● **Your instructions**
Please give back each line below unchanged; none of the pictures should appear.
### Stored data
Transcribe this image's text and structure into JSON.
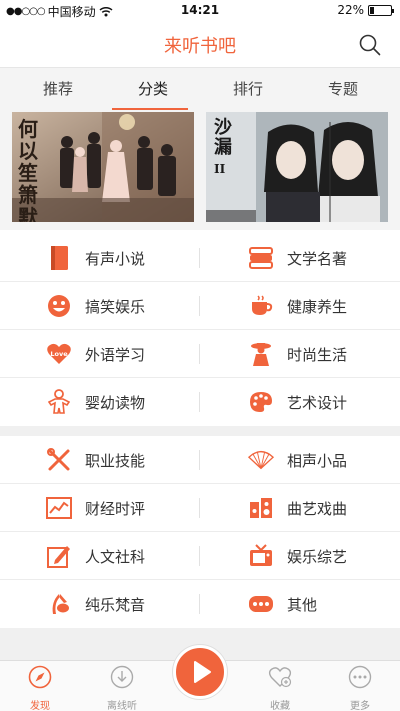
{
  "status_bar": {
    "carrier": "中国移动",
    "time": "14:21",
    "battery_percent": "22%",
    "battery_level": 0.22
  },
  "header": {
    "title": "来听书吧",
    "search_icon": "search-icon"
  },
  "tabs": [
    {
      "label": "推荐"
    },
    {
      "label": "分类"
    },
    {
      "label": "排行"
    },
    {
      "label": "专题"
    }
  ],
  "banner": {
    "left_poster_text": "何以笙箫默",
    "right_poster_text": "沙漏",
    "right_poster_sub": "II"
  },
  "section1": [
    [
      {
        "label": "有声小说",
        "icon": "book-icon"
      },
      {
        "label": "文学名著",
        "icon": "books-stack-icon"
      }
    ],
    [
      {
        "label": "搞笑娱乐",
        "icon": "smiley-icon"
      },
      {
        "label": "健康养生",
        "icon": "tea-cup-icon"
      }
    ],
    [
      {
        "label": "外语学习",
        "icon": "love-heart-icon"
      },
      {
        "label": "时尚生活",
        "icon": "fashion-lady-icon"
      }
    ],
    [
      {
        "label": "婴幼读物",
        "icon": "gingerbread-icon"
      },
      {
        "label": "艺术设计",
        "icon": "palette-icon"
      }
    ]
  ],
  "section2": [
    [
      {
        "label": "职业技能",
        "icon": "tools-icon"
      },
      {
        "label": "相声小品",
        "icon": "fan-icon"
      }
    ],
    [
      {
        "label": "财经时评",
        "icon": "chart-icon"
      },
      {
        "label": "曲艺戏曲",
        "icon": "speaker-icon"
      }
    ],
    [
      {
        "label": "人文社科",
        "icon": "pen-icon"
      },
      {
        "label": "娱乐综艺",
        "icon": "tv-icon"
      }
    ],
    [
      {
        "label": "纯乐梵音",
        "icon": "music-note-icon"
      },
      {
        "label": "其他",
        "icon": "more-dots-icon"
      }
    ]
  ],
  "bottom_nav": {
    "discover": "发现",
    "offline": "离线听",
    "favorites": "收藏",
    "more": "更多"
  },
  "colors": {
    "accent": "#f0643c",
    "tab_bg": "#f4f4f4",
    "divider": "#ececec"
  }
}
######
● **Solution to the problem**
Transcribe this image's text and structure into JSON.
{
  "status_bar": {
    "carrier": "中国移动",
    "time": "14:21",
    "battery_percent": "22%",
    "battery_level": 0.22
  },
  "header": {
    "title": "来听书吧",
    "search_icon": "search-icon"
  },
  "tabs": [
    {
      "label": "推荐"
    },
    {
      "label": "分类"
    },
    {
      "label": "排行"
    },
    {
      "label": "专题"
    }
  ],
  "banner": {
    "left_poster_text": "何以笙箫默",
    "right_poster_text": "沙漏",
    "right_poster_sub": "II"
  },
  "section1": [
    [
      {
        "label": "有声小说",
        "icon": "book-icon"
      },
      {
        "label": "文学名著",
        "icon": "books-stack-icon"
      }
    ],
    [
      {
        "label": "搞笑娱乐",
        "icon": "smiley-icon"
      },
      {
        "label": "健康养生",
        "icon": "tea-cup-icon"
      }
    ],
    [
      {
        "label": "外语学习",
        "icon": "love-heart-icon"
      },
      {
        "label": "时尚生活",
        "icon": "fashion-lady-icon"
      }
    ],
    [
      {
        "label": "婴幼读物",
        "icon": "gingerbread-icon"
      },
      {
        "label": "艺术设计",
        "icon": "palette-icon"
      }
    ]
  ],
  "section2": [
    [
      {
        "label": "职业技能",
        "icon": "tools-icon"
      },
      {
        "label": "相声小品",
        "icon": "fan-icon"
      }
    ],
    [
      {
        "label": "财经时评",
        "icon": "chart-icon"
      },
      {
        "label": "曲艺戏曲",
        "icon": "speaker-icon"
      }
    ],
    [
      {
        "label": "人文社科",
        "icon": "pen-icon"
      },
      {
        "label": "娱乐综艺",
        "icon": "tv-icon"
      }
    ],
    [
      {
        "label": "纯乐梵音",
        "icon": "music-note-icon"
      },
      {
        "label": "其他",
        "icon": "more-dots-icon"
      }
    ]
  ],
  "bottom_nav": {
    "discover": "发现",
    "offline": "离线听",
    "favorites": "收藏",
    "more": "更多"
  },
  "colors": {
    "accent": "#f0643c",
    "tab_bg": "#f4f4f4",
    "divider": "#ececec"
  }
}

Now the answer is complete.